through the snow

thinking about
my day at work.
i hit a squirrel.

Debbie Myers

I like the punctuation and matter-of-factness of this haiku. I do not like it when I’m so deep in thought and I do something destructive to an animal while driving—it’s happened to me more than once. Amy

light shines through
double-hung windows
reflecting ocean waves

cool autumn evening
the black-bottomed kettle

seven years later
the dryer spins
a hand-me down

un-carved pumpkin
after Halloween

Michelle Dixson

Awwww... poor pumpkin! It had a truly uneventful Halloween. Not carved, but not even smashed! I'm sure as it sits on the doorstep it is pondering the meaning of its life while it waits for the squirrels. Debbie

echappe, echappe,
pas du bouree?
was that MY routine

Amy Van Rheeden

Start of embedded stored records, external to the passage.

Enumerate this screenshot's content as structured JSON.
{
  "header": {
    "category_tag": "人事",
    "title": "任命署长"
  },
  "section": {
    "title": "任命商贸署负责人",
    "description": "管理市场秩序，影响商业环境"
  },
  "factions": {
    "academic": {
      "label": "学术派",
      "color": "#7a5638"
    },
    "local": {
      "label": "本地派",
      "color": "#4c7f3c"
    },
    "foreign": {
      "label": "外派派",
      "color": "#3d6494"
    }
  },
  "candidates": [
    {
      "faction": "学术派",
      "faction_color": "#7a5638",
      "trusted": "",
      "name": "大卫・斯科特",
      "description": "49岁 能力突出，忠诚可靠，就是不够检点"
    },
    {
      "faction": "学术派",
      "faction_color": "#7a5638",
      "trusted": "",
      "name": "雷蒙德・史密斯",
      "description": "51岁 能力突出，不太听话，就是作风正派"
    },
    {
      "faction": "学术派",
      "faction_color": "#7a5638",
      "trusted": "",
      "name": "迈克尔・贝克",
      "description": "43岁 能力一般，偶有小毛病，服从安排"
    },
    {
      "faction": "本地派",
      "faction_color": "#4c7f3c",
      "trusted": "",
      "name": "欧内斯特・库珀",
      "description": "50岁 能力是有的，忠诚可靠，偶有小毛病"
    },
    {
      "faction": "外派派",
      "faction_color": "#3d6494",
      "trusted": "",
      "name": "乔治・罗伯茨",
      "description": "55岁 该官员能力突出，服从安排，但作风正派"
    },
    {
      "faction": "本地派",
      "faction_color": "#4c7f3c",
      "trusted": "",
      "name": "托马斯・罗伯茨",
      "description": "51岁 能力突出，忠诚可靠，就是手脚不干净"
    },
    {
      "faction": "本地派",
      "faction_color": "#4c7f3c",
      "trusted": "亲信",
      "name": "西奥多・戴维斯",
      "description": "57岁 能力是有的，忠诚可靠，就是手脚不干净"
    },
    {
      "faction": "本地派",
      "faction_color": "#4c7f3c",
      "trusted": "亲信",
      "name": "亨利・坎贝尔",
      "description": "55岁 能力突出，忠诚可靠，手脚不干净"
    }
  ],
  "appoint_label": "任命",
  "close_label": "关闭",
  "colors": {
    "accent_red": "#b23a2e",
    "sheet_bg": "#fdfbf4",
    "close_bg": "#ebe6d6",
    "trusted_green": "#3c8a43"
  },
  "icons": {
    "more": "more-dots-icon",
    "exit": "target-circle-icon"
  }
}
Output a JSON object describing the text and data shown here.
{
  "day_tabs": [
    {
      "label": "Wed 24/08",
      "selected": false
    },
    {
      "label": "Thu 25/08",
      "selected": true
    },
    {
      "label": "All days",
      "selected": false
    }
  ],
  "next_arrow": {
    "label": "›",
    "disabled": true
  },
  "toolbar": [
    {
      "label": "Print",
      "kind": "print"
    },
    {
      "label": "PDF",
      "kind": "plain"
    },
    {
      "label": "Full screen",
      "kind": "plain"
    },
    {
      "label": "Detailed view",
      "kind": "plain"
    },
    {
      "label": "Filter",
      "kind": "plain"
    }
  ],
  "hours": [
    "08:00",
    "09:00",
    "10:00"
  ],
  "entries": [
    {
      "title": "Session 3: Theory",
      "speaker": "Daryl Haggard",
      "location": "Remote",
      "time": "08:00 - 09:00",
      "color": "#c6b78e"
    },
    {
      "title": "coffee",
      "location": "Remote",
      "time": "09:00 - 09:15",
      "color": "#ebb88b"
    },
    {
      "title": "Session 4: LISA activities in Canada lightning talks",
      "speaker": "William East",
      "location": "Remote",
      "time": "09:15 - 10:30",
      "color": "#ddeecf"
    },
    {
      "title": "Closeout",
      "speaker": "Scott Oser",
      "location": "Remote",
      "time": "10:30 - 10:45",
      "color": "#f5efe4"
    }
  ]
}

I can relate to this haiku, not as a dancer, but as a pianist. I know what it is like to have a performance so ingrained in my muscle memory that I don’t even remember the actual notes. This can be very dangerous when performing—if you lose your concentration it is hard to get started again! When the music gets this ingrained in your muscle memory, it is important to stay completely “in the moment” to get through your performance. Melanie

your bedside
since I left you

Sam Sinkhorn

This haiku gets at the heart of a broken relationship, not that I enjoy having broken relationships. It is a very honest portrayal, and I appreciate it. Amy

in the crowded subway
we stand...

playing video games:
he does not hear
the cat throw up.

Debbie Myers

This haiku captures a situation I have been in. Although my cat has never thrown up while anyone was playing video games, I know what it is like to be ignored when someone is so encompassed by what they are doing they refuse to pay attention of anything that is going on around them. This haiku does a great job of illustrating that situation. I also like how she managed to fit in “cat throw up” into a haiku without making it seem disgusting. This haiku is funny, but it also captures the truth of how people are so enthralled with technology these days. Sam

heated rant—
she eats
all of his cake


© 2008, Randy Brooks • Millikin University
All rights returned to authors upon publication.